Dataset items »
++++++++

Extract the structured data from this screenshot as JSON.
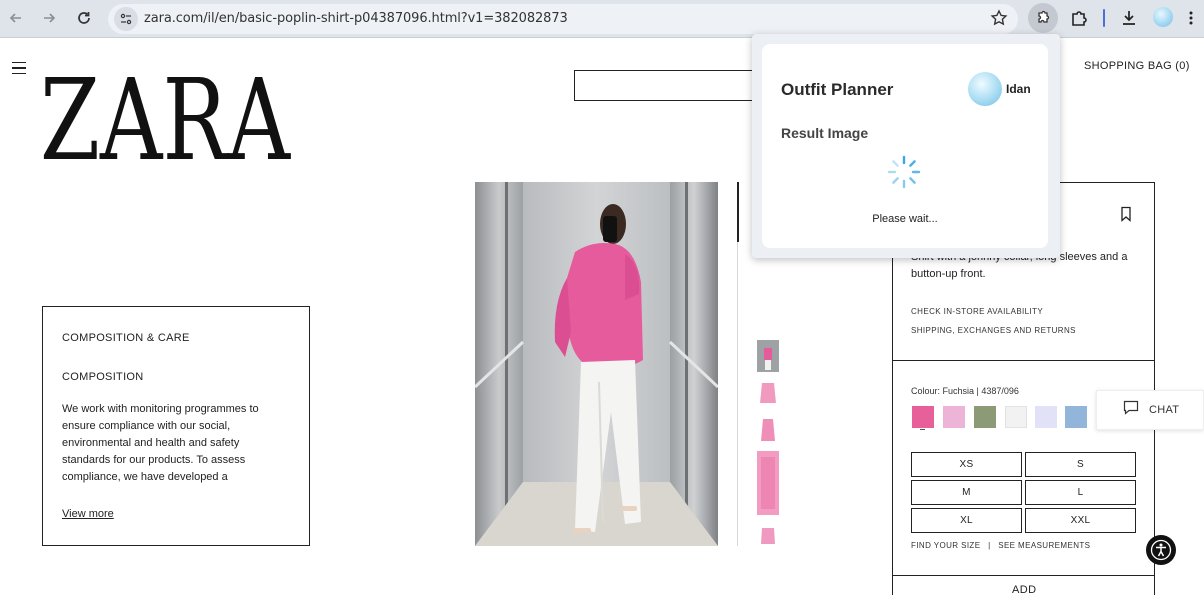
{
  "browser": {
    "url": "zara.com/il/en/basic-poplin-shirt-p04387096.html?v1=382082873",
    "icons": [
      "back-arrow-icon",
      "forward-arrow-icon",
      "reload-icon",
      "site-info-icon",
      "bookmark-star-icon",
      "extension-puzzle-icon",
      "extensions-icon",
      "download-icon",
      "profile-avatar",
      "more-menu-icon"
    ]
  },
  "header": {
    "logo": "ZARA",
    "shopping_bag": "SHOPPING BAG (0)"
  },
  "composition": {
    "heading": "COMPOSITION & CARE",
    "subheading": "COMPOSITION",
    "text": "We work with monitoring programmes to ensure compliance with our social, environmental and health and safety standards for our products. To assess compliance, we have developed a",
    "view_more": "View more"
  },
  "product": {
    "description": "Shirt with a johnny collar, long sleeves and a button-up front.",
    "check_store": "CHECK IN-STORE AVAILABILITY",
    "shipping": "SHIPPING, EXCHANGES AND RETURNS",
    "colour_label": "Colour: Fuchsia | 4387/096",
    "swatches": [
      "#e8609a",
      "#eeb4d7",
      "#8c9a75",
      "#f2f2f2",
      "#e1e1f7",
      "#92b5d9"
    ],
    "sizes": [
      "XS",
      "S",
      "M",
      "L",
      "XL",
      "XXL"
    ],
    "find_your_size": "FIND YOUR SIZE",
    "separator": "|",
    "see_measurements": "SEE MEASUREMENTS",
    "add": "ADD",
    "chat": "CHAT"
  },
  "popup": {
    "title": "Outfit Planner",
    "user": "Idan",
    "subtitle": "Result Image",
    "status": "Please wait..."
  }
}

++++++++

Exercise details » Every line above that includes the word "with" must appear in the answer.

Written solution »
    "text": "We work with monitoring programmes to ensure compliance with our social, environmental and health and safety standards for our products. To assess compliance, we have developed a",
    "description": "Shirt with a johnny collar, long sleeves and a button-up front.",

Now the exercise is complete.